Capital Vs Labour

“Respect for labour should be national trait,” says PM Modi on Independence Day. The PM roars like a lion at his speeches but the poor labourers are trapped with his new commitments like the new Labour Codes and Pakoda business.

What is our attitude towards these poor labourers? Do we give them the respect, dignity and fair dues that they are entitled to? An honest introspection will reveal that most of us who have earned a college degree think lowly of them. We haggle with them for petty money and we never appreciate their work. We think that they overcharge us every time and are critical of their work. There is never a job well done and giving a tip is absolutely out of the question. We think twice to help a poor child but we willingly donate to religious institutions.

We pay the bill at the restaurants and malls with satisfactory tips to the waiters whereas we bargain with the vegetable vendor, Auto/Rickshaw pullers, small scale business people etc. What are we communicating to the poor labourers and can we think of having India without them? Duty done more than 8 hours is overtime work which according to law binds us pay accordingly. Each employer has the moral responsibility and legal liability to the employee while they are in employment with you with regard to their safety, social security and minimum wage as per the government notifications. It is disheartening to see the nurses fight for their decent wage. A hospital cannot run only with doctors who are highly paid at the cost of the nurses and para medical staff. Payment disparity is the creativity of some feudal minded business men and women of our country.

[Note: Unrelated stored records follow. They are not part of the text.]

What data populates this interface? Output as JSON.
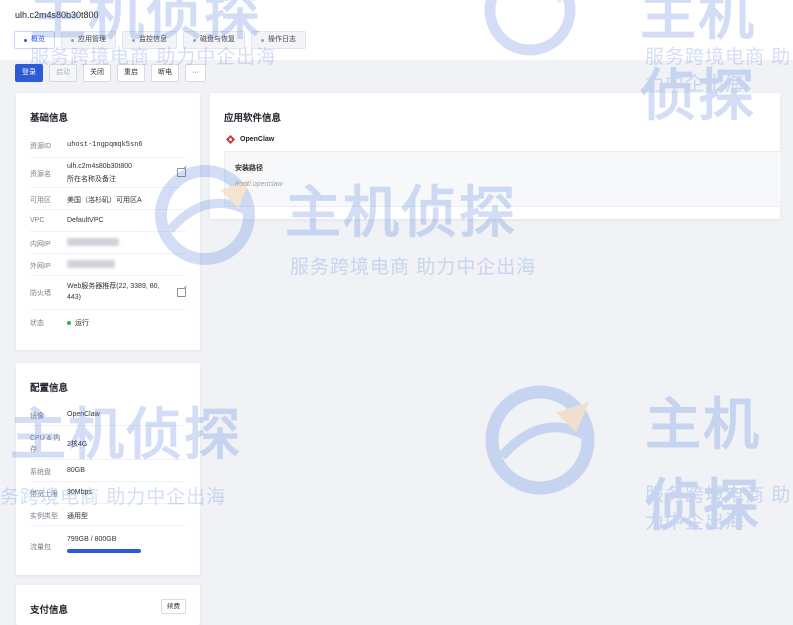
{
  "host": {
    "title": "ulh.c2m4s80b30t800"
  },
  "tabs": [
    {
      "label": "概览",
      "active": true
    },
    {
      "label": "应用管理",
      "active": false
    },
    {
      "label": "监控信息",
      "active": false
    },
    {
      "label": "磁盘与恢复",
      "active": false
    },
    {
      "label": "操作日志",
      "active": false
    }
  ],
  "actions": {
    "login": "登录",
    "start": "启动",
    "shutdown": "关闭",
    "restart": "重启",
    "power_off": "断电",
    "more": "···"
  },
  "basic": {
    "title": "基础信息",
    "resource_id_label": "资源ID",
    "resource_id": "uhost-1ngpqmqk5sn6",
    "resource_name_label": "资源名",
    "resource_name": "ulh.c2m4s80b30t800",
    "resource_name_sub": "所在名称及备注",
    "zone_label": "可用区",
    "zone": "美国（洛杉矶）可用区A",
    "vpc_label": "VPC",
    "vpc": "DefaultVPC",
    "private_ip_label": "内网IP",
    "public_ip_label": "外网IP",
    "firewall_label": "防火墙",
    "firewall": "Web服务器推荐(22, 3389, 80, 443)",
    "status_label": "状态",
    "status": "运行",
    "status_color": "#2fb254"
  },
  "config": {
    "title": "配置信息",
    "image_label": "镜像",
    "image": "OpenClaw",
    "cpu_label": "CPU & 内存",
    "cpu": "2核4G",
    "disk_label": "系统盘",
    "disk": "80GB",
    "bandwidth_label": "带宽上限",
    "bandwidth": "30Mbps",
    "instance_type_label": "实例类型",
    "instance_type": "通用型",
    "traffic_label": "流量包",
    "traffic": "799GB / 800GB",
    "traffic_used_fraction": 0.999
  },
  "payment": {
    "title": "支付信息",
    "renew_label": "续费"
  },
  "software": {
    "title": "应用软件信息",
    "app_name": "OpenClaw",
    "install_path_label": "安装路径",
    "install_path": "/root/.openclaw"
  },
  "watermark": {
    "logo": "主机侦探",
    "slogan": "服务跨境电商 助力中企出海"
  },
  "colors": {
    "accent": "#2d5bd6",
    "app_icon": "#d0343a"
  }
}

Our Constitution makers perceived the human being beyond a mere physical entity and incorporated Article 21 in Indian Constitution as “No person shall be deprived of his life and personal liberty except according to procedure established by law”. Dignity is one of the civil rights but it is now to be construed as defendant on the enjoyment of several economic, social and cultural rights. It cannot be forgotten that harassment and bullying at work place is intrinsically connected with their right to live with human dignity enshrined in our constitution. Our constitution imposes an obligation on the part of the State to protect the dignity of the individual at all places including at the work places. The pledge in the preamble of our constitution is to secure the “Fraternity assuring the dignity of the individual” which includes dignity of the employees at the work place. Article 42 of the constitution directs the state to make a “provision for securing just and humane conditions of work. Article 43 of the Constitution directs the State to secure, all workers, agricultural, industrial or otherwise, work, a living wage, conditions of work ensuring a decent standard of life and full enjoyment of leisure and social and cultural opportunities by suitable legislation or economic organisation or in any other way.  Thus the State is under an obligation to make it possible for the employees to work in genuine and humane conditions of work without any humiliation and harassment in which their right to honour and dignity is not infringed.

The Catholic Church has the best social teachings on dignity of labour. It shows the place a worker has in the church.   Let the working man and the employer make free agreements, and in particular let them agree freely as to the wages; nevertheless, there underlies a dictate of natural justice more imperious and ancient than any bargain between man and man, namely, that wages ought not to be insufficient to support a frugal and well-behaved wage-earner ( Pope Leo XIII   - Rerum Novarum). Catholic brethren need to examine themselves as to how far it is implemented by them.  

Only man is capable of work, and only man works, at the same time by work occupying his existence on earth. Thus work bears a particular mark of man and of humanity, the mark of a person operating within a community of persons. And this mark decides its interior characteristics; in a sense it constitutes its very nature (Saint John Paul II - Laborem Exercens).

(The writer is Programme Manager, CBCI Office for Labour)

(Published on 23th April 2018, Volume XXX, Issue 17)